Web page and app entries:
::::::::

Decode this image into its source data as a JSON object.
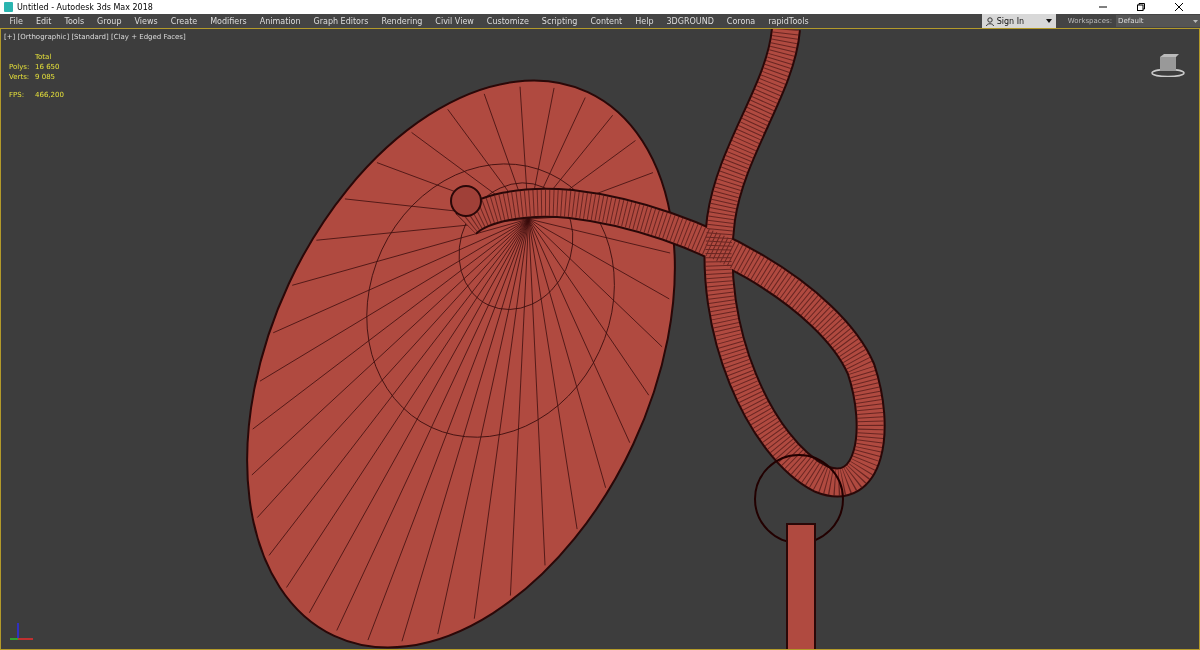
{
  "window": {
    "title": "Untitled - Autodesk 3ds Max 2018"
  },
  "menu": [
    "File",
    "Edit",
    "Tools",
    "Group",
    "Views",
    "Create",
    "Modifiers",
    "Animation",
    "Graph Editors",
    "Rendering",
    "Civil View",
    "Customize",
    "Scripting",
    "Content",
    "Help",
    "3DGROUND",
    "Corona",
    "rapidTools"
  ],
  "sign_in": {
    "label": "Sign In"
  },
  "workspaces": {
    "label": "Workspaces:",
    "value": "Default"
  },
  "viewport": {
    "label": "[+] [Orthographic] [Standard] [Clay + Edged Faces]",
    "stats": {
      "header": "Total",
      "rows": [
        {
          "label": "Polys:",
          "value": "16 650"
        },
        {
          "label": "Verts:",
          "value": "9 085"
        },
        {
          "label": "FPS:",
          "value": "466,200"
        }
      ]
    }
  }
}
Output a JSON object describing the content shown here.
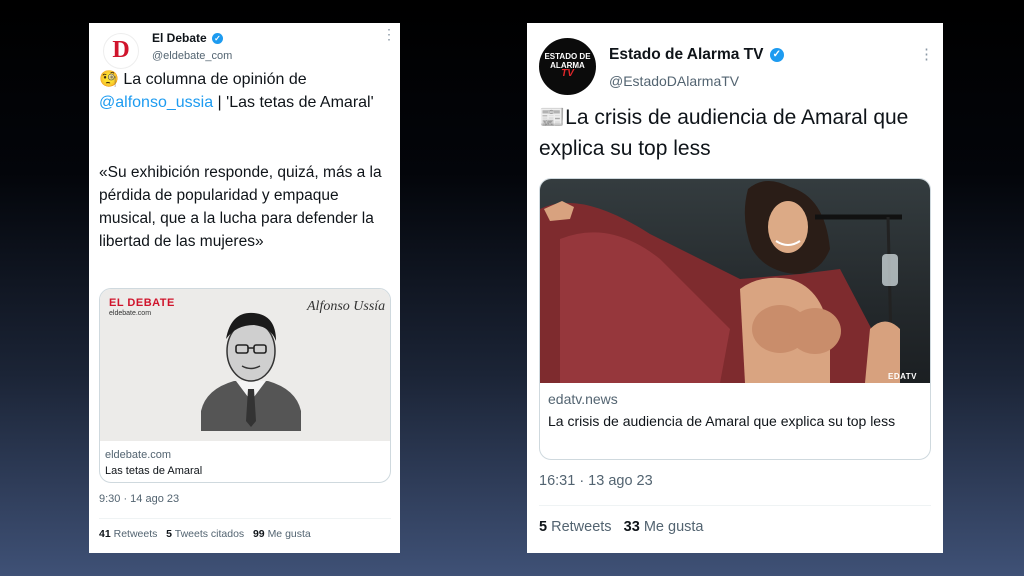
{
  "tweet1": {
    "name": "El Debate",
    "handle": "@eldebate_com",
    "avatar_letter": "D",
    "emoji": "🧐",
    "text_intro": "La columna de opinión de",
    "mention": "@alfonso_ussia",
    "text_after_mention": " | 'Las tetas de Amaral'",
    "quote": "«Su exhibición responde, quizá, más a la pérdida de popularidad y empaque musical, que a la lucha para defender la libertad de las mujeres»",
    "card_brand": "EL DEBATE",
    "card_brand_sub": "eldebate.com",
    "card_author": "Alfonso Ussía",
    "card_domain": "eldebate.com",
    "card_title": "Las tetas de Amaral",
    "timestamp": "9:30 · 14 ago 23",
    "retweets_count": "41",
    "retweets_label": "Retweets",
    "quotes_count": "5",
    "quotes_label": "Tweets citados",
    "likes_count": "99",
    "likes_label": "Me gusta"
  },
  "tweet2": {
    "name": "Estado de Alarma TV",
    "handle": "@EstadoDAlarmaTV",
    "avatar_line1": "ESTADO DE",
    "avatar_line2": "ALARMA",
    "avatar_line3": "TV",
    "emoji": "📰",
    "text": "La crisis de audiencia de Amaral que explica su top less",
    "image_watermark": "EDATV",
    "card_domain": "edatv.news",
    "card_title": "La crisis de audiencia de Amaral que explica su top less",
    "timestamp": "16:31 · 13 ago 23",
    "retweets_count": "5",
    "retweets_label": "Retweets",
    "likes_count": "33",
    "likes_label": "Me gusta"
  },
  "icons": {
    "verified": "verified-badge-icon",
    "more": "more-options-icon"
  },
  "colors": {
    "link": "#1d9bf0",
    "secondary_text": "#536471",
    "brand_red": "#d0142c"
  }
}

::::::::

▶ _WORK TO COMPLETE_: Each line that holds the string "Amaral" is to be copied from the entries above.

▶ _ANSWER SPACE_:
    "text_after_mention": " | 'Las tetas de Amaral'",
    "card_title": "Las tetas de Amaral",
    "text": "La crisis de audiencia de Amaral que explica su top less",
    "card_title": "La crisis de audiencia de Amaral que explica su top less",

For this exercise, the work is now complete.